Exercise material:
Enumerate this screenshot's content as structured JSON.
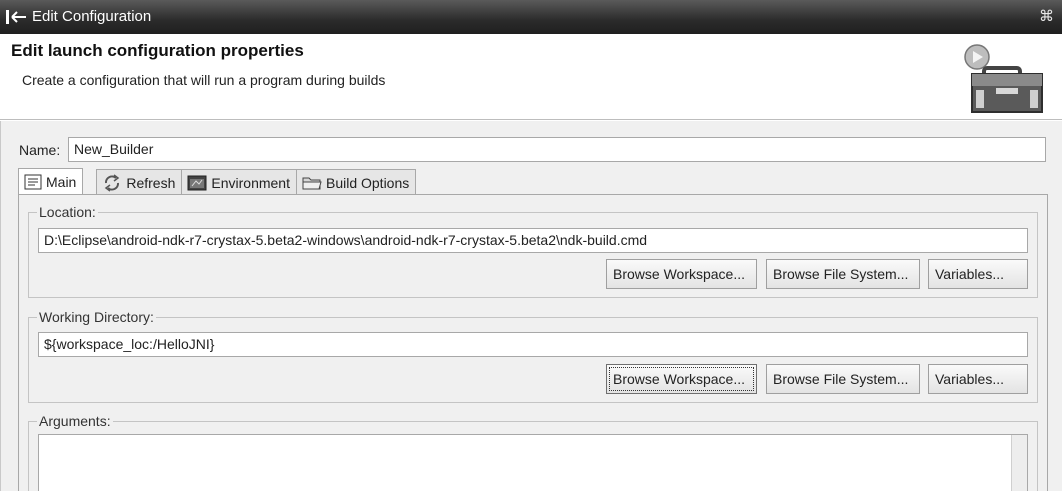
{
  "window": {
    "title": "Edit Configuration",
    "close_glyph": "⌘"
  },
  "banner": {
    "heading": "Edit launch configuration properties",
    "description": "Create a configuration that will run a program during builds"
  },
  "name_field": {
    "label": "Name:",
    "value": "New_Builder"
  },
  "tabs": [
    {
      "label": "Main",
      "icon": "main-tab-icon",
      "active": true
    },
    {
      "label": "Refresh",
      "icon": "refresh-icon",
      "active": false
    },
    {
      "label": "Environment",
      "icon": "environment-icon",
      "active": false
    },
    {
      "label": "Build Options",
      "icon": "folder-icon",
      "active": false
    }
  ],
  "location": {
    "label": "Location:",
    "value": "D:\\Eclipse\\android-ndk-r7-crystax-5.beta2-windows\\android-ndk-r7-crystax-5.beta2\\ndk-build.cmd",
    "buttons": {
      "workspace": "Browse Workspace...",
      "file_system": "Browse File System...",
      "variables": "Variables..."
    }
  },
  "working_directory": {
    "label": "Working Directory:",
    "value": "${workspace_loc:/HelloJNI}",
    "buttons": {
      "workspace": "Browse Workspace...",
      "file_system": "Browse File System...",
      "variables": "Variables..."
    }
  },
  "arguments": {
    "label": "Arguments:",
    "value": ""
  }
}
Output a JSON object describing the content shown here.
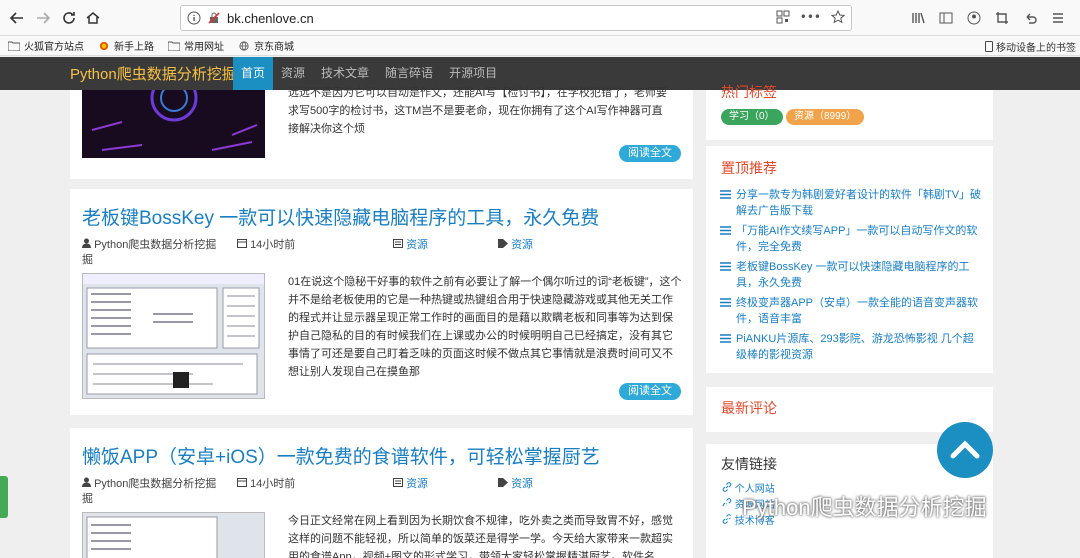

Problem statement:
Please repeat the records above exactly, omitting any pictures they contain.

Result of this task:
Enumerate this screenshot's content as structured JSON.
{
  "window": {
    "title": "Edit Configuration",
    "close_glyph": "⌘"
  },
  "banner": {
    "heading": "Edit launch configuration properties",
    "description": "Create a configuration that will run a program during builds"
  },
  "name_field": {
    "label": "Name:",
    "value": "New_Builder"
  },
  "tabs": [
    {
      "label": "Main",
      "icon": "main-tab-icon",
      "active": true
    },
    {
      "label": "Refresh",
      "icon": "refresh-icon",
      "active": false
    },
    {
      "label": "Environment",
      "icon": "environment-icon",
      "active": false
    },
    {
      "label": "Build Options",
      "icon": "folder-icon",
      "active": false
    }
  ],
  "location": {
    "label": "Location:",
    "value": "D:\\Eclipse\\android-ndk-r7-crystax-5.beta2-windows\\android-ndk-r7-crystax-5.beta2\\ndk-build.cmd",
    "buttons": {
      "workspace": "Browse Workspace...",
      "file_system": "Browse File System...",
      "variables": "Variables..."
    }
  },
  "working_directory": {
    "label": "Working Directory:",
    "value": "${workspace_loc:/HelloJNI}",
    "buttons": {
      "workspace": "Browse Workspace...",
      "file_system": "Browse File System...",
      "variables": "Variables..."
    }
  },
  "arguments": {
    "label": "Arguments:",
    "value": ""
  }
}
Output a JSON object describing the content shown here.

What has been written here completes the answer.